What you should do: This exercise calls for printing every record exactly once more.

[Element data from apps and pages]

········

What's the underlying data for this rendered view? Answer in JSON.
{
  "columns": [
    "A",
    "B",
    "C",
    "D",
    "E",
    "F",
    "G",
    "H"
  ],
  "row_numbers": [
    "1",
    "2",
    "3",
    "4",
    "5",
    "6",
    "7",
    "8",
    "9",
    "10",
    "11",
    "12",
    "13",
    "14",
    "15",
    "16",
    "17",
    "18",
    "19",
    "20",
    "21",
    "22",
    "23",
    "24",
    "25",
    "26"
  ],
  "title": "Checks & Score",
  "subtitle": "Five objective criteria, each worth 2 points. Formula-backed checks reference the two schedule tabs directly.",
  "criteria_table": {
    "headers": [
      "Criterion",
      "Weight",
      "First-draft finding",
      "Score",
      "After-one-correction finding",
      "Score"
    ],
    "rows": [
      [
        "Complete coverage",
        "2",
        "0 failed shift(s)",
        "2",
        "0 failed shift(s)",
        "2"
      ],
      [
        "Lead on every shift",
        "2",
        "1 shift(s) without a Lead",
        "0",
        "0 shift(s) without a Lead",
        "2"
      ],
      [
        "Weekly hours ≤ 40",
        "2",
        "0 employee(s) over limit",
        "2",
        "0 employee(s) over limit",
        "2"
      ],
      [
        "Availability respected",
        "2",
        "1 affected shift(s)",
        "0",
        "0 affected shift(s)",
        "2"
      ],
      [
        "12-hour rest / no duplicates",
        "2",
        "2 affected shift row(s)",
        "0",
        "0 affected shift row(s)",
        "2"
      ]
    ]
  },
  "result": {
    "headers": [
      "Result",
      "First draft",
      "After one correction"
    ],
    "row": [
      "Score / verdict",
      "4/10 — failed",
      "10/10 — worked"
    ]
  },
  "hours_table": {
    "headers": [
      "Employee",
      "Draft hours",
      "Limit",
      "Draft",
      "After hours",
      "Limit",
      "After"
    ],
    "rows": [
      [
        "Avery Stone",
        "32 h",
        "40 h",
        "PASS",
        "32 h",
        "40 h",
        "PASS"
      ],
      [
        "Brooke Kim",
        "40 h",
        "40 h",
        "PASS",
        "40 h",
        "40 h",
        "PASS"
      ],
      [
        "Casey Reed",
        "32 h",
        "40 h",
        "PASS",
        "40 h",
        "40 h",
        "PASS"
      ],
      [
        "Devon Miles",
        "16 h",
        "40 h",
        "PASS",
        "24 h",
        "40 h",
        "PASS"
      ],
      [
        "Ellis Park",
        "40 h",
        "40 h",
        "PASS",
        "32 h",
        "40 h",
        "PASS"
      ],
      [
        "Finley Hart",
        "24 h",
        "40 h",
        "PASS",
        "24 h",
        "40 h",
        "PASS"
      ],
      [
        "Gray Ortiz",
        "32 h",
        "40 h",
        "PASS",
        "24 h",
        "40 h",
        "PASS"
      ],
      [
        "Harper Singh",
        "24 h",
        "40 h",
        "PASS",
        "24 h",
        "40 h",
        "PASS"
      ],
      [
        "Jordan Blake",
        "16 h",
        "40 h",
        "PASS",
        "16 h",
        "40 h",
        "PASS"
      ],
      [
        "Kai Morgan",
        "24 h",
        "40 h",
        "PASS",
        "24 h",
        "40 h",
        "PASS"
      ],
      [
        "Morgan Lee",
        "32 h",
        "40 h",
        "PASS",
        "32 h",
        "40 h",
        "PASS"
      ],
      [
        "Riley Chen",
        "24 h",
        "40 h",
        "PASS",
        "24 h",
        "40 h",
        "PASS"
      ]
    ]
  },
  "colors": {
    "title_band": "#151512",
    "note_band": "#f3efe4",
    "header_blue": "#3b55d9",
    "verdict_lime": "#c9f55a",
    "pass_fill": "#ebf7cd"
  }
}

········

Exercise solution:
What's the underlying data for this rendered view? Answer in JSON.
{
  "columns": [
    "A",
    "B",
    "C",
    "D",
    "E",
    "F",
    "G",
    "H"
  ],
  "row_numbers": [
    "1",
    "2",
    "3",
    "4",
    "5",
    "6",
    "7",
    "8",
    "9",
    "10",
    "11",
    "12",
    "13",
    "14",
    "15",
    "16",
    "17",
    "18",
    "19",
    "20",
    "21",
    "22",
    "23",
    "24",
    "25",
    "26"
  ],
  "title": "Checks & Score",
  "subtitle": "Five objective criteria, each worth 2 points. Formula-backed checks reference the two schedule tabs directly.",
  "criteria_table": {
    "headers": [
      "Criterion",
      "Weight",
      "First-draft finding",
      "Score",
      "After-one-correction finding",
      "Score"
    ],
    "rows": [
      [
        "Complete coverage",
        "2",
        "0 failed shift(s)",
        "2",
        "0 failed shift(s)",
        "2"
      ],
      [
        "Lead on every shift",
        "2",
        "1 shift(s) without a Lead",
        "0",
        "0 shift(s) without a Lead",
        "2"
      ],
      [
        "Weekly hours ≤ 40",
        "2",
        "0 employee(s) over limit",
        "2",
        "0 employee(s) over limit",
        "2"
      ],
      [
        "Availability respected",
        "2",
        "1 affected shift(s)",
        "0",
        "0 affected shift(s)",
        "2"
      ],
      [
        "12-hour rest / no duplicates",
        "2",
        "2 affected shift row(s)",
        "0",
        "0 affected shift row(s)",
        "2"
      ]
    ]
  },
  "result": {
    "headers": [
      "Result",
      "First draft",
      "After one correction"
    ],
    "row": [
      "Score / verdict",
      "4/10 — failed",
      "10/10 — worked"
    ]
  },
  "hours_table": {
    "headers": [
      "Employee",
      "Draft hours",
      "Limit",
      "Draft",
      "After hours",
      "Limit",
      "After"
    ],
    "rows": [
      [
        "Avery Stone",
        "32 h",
        "40 h",
        "PASS",
        "32 h",
        "40 h",
        "PASS"
      ],
      [
        "Brooke Kim",
        "40 h",
        "40 h",
        "PASS",
        "40 h",
        "40 h",
        "PASS"
      ],
      [
        "Casey Reed",
        "32 h",
        "40 h",
        "PASS",
        "40 h",
        "40 h",
        "PASS"
      ],
      [
        "Devon Miles",
        "16 h",
        "40 h",
        "PASS",
        "24 h",
        "40 h",
        "PASS"
      ],
      [
        "Ellis Park",
        "40 h",
        "40 h",
        "PASS",
        "32 h",
        "40 h",
        "PASS"
      ],
      [
        "Finley Hart",
        "24 h",
        "40 h",
        "PASS",
        "24 h",
        "40 h",
        "PASS"
      ],
      [
        "Gray Ortiz",
        "32 h",
        "40 h",
        "PASS",
        "24 h",
        "40 h",
        "PASS"
      ],
      [
        "Harper Singh",
        "24 h",
        "40 h",
        "PASS",
        "24 h",
        "40 h",
        "PASS"
      ],
      [
        "Jordan Blake",
        "16 h",
        "40 h",
        "PASS",
        "16 h",
        "40 h",
        "PASS"
      ],
      [
        "Kai Morgan",
        "24 h",
        "40 h",
        "PASS",
        "24 h",
        "40 h",
        "PASS"
      ],
      [
        "Morgan Lee",
        "32 h",
        "40 h",
        "PASS",
        "32 h",
        "40 h",
        "PASS"
      ],
      [
        "Riley Chen",
        "24 h",
        "40 h",
        "PASS",
        "24 h",
        "40 h",
        "PASS"
      ]
    ]
  },
  "colors": {
    "title_band": "#151512",
    "note_band": "#f3efe4",
    "header_blue": "#3b55d9",
    "verdict_lime": "#c9f55a",
    "pass_fill": "#ebf7cd"
  }
}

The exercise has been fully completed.